Anna Guettler (6) of Hopkins was defended by Hannah Brink of Eden Prairie (16) in the first half. ] CARLOS GONZALEZ firstname.lastname@example.org, April 16, 2015, Eden Prairie, MN, Girls lacrosse game. Hopkins at Eden Prairie High School, Prep
Delighted by the rapid growth in high school girls’ lacrosse, national officials and local coaches are much less psyched about altering their game amid questions about its safety.
Florida recently became the first state to mandate that high school girls’ lacrosse players don soft protective headgear, a response to concussion and traumatic injury concerns in a sport in which players carry sticks and launch hard balls.
Girls’ lacrosse has the fifth-highest rate of concussions among all high school sports, national figures show. Football leads the way, followed by boys’ hockey, boys’ lacrosse and girls’ soccer.
Coaches in Minnesota, while acknowledging issues with rough and dangerous play, are wary of becoming a headgear state. That view is shared nationally by US Lacrosse, the sport’s national governing body.
Ann Kitt Carpenetti, the national group’s vice president of lacrosse operations, said additional protective gear will have an opposite effect, where the need for less care equals more contact and the sport loses its essential elements of skill and speed. Hard helmets, shoulder pads, elbow pads and gloves are required for playing the more physical boys’ game. Female players wear only eye protection. Goalies in both sports always have worn helmets.
“I’m not saying there’s no way any additional protection can increase safety,” Kitt Carpenetti said. “But I still don’t feel that’s the silver bullet.”
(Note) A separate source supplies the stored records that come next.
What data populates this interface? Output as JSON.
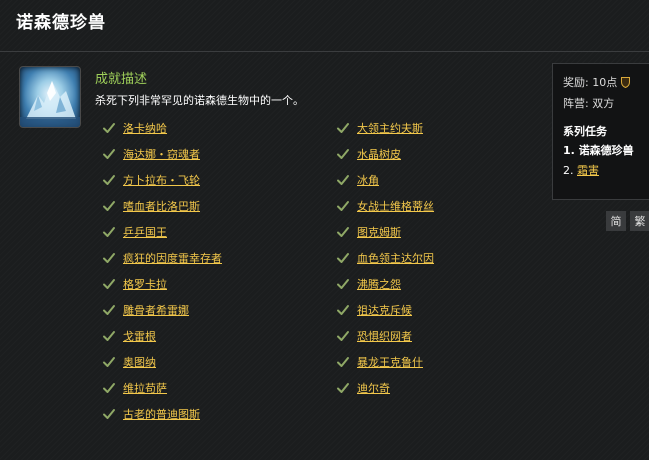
{
  "page": {
    "title": "诺森德珍兽"
  },
  "achievement": {
    "icon": "frozen-mountain-icon",
    "description_heading": "成就描述",
    "description": "杀死下列非常罕见的诺森德生物中的一个。"
  },
  "criteria": {
    "left": [
      "洛卡纳哈",
      "海达娜・窃魂者",
      "方卜拉布・飞轮",
      "嗜血者比洛巴斯",
      "乒乒国王",
      "疯狂的因度雷幸存者",
      "格罗卡拉",
      "雕骨者希雷娜",
      "戈雷根",
      "奥图纳",
      "维拉苟萨",
      "古老的普迪图斯"
    ],
    "right": [
      "大领主约夫斯",
      "水晶树皮",
      "冰角",
      "女战士维格蒂丝",
      "图克姆斯",
      "血色领主达尔因",
      "沸腾之怨",
      "祖达克斥候",
      "恐惧织网者",
      "暴龙王克鲁什",
      "迪尔奇"
    ],
    "check_icon": "checkmark-icon",
    "colors": {
      "link": "#f3c84b",
      "check": "#8fa866"
    }
  },
  "sidebar": {
    "reward_label": "奖励: 10点",
    "reward_icon": "shield-icon",
    "faction_label": "阵营: 双方",
    "series_heading": "系列任务",
    "series": [
      {
        "number": "1.",
        "label": "诺森德珍兽"
      },
      {
        "number": "2.",
        "label": "霜害"
      }
    ]
  },
  "lang_buttons": [
    "简",
    "繁"
  ],
  "colors": {
    "background": "#1b1d1e",
    "heading_green": "#9fd05a",
    "link_gold": "#f3c84b"
  }
}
Stillwater coach Rick Reidt said he believes that rather than adding equipment, coaches “need to take responsibility and teach correct technique and the officials need to officiate to the rule book” to ensure a safer game.
Nationally, lacrosse ranks as the fastest-growing sport at the high-school level, with 290,046 players competing in 2013. From 2008 to 2013, 621 schools added boys’ teams and 588 added girls’ teams, according to data from the National Federation of State High School Associations. Minnesota recently expanded its state tournament to eight teams in recognition of similar growth.
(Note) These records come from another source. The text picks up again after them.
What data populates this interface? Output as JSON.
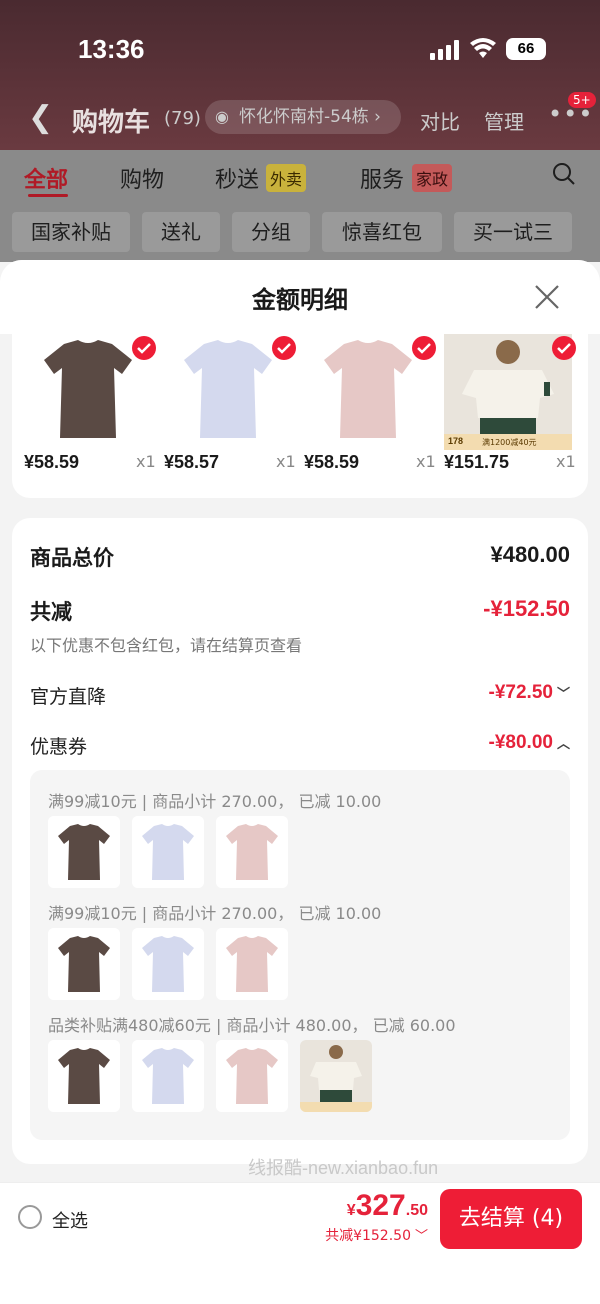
{
  "status_bar": {
    "time": "13:36",
    "battery": "66"
  },
  "nav": {
    "title": "购物车",
    "count": "(79)",
    "address": "怀化怀南村-54栋",
    "compare": "对比",
    "manage": "管理",
    "more_badge": "5+"
  },
  "tabs": {
    "all": "全部",
    "shopping": "购物",
    "express": "秒送",
    "express_tag": "外卖",
    "service": "服务",
    "service_tag": "家政"
  },
  "chips": [
    "国家补贴",
    "送礼",
    "分组",
    "惊喜红包",
    "买一试三"
  ],
  "sheet": {
    "title": "金额明细",
    "products": [
      {
        "price": "¥58.59",
        "qty": "x1",
        "color": "#5a4a44"
      },
      {
        "price": "¥58.57",
        "qty": "x1",
        "color": "#d4d9ee"
      },
      {
        "price": "¥58.59",
        "qty": "x1",
        "color": "#e6c8c6"
      },
      {
        "price": "¥151.75",
        "qty": "x1",
        "color": "#f1ede4"
      }
    ],
    "photo_badge": {
      "price": "178",
      "promo": "满1200减40元"
    },
    "summary": {
      "goods_total_label": "商品总价",
      "goods_total_value": "¥480.00",
      "discount_label": "共减",
      "discount_value": "-¥152.50",
      "hint": "以下优惠不包含红包，请在结算页查看",
      "official_label": "官方直降",
      "official_value": "-¥72.50",
      "coupon_label": "优惠券",
      "coupon_value": "-¥80.00"
    },
    "coupon_groups": [
      {
        "text": "满99减10元 | 商品小计 270.00， 已减 10.00"
      },
      {
        "text": "满99减10元 | 商品小计 270.00， 已减 10.00"
      },
      {
        "text": "品类补贴满480减60元 | 商品小计 480.00， 已减 60.00"
      }
    ]
  },
  "watermark": "线报酷-new.xianbao.fun",
  "bottom": {
    "select_all": "全选",
    "total_symbol": "¥",
    "total_int": "327",
    "total_dec": ".50",
    "saved": "共减¥152.50",
    "checkout": "去结算 (4)"
  },
  "colors": {
    "accent": "#ee1d36",
    "price_red": "#e5223a"
  }
}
The increase in the number of players has brought more concussions.
“We’ve had probably on average in the past eight years one concussion per year,” Reidt said.
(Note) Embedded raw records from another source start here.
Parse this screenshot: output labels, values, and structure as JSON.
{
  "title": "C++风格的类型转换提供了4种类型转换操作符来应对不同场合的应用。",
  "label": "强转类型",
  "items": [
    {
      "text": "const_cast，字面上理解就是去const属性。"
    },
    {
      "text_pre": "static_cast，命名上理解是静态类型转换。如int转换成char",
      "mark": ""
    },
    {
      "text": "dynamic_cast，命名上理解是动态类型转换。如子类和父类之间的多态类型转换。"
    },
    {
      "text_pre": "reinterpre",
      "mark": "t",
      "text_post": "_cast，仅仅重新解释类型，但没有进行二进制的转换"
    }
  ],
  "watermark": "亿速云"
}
In 13 years as a lacrosse player or coach, Apple Valley coach Alexandra Ross has seen three concussions, one caused by a ball and one by a stick.
Eden Prairie’s Judy Baxter, one of the state’s longest-tenured and most successful coaches, said she can think of “very few, if any” concussions among her players.
“I see more from summer soccer,” said Baxter, a member of a US Lacrosse safety education subcommittee.
R.J. New, in his eighth year coaching girls’ lacrosse at Holy Family, said he has experienced “multiple season-ending injuries, including concussions, from other sports, but have had no concussions” caused by lacrosse participation.
Chanhassen coach Rachel Aiken, president of the state’s coaches association, said two of her players suffered concussions in her eight seasons. One was a goalie who took a ball to the helmet. The other was a collision.
Aiken said a recent coaches association board meeting addressed “how we can promote safety and not get to the point where Florida is. None of us want helmets.”
If coaches and officials use their heads, purists maintain, players won’t require extra protection for theirs.
“There’s not a sport being played where you can’t get a concussion,” Aiken said. “We have to focus on what we can control.”
A recent coaching clinic attracted 65 coaches and officials, Aiken said. And an August clinic will feature college coaches offering ideas and perspectives for what Aiken said is “an abundance of newer high school coaches, some of whom never played.”
New players, many of whom join lacrosse after playing more physical sports such as basketball, hockey and soccer, often need additional guidance when it comes to the lacrosse rule book. For example, Baxter said, lacrosse players only defend on the ball or outside the shooting arc — often against the nature of what hockey and soccer players are taught about blocking shots.
“I told my parents at a meeting last Monday: Safety comes first,” Baxter said. “But headgear is not in the interest of safety of the players or integrity of the game.”
Current US Lacrosse rules allow for soft headgear if needed or desired. The sport’s governing body is developing an equipment standard for headgear, Kitt Carpenetti said, but wants the use to remain optional.
Olivia Nolan, leading goal scorer for Blake and a member of the Minnesota State High School League all-tournament team last season, said isolated incidents on the field shouldn’t warrant a safety mandate.
“You definitely get hit with the ball or a stick sometimes and it can hurt, but it doesn’t happen that much,” Nolan said. “I don’t think we need all of the padding that the boys have. We don’t check and hit like the boys do. And I don’t think I’d feel comfortable wearing all of those pads. It would take away from my game. It seems pretty restricting.”
Said Nolan’s coach, Linda Hokr: “If the game is officiated and coached correctly, it’s a safe game. I don’t think we need to put helmets on these kids.”
Staff writer Jim Paulsen contributed to this report.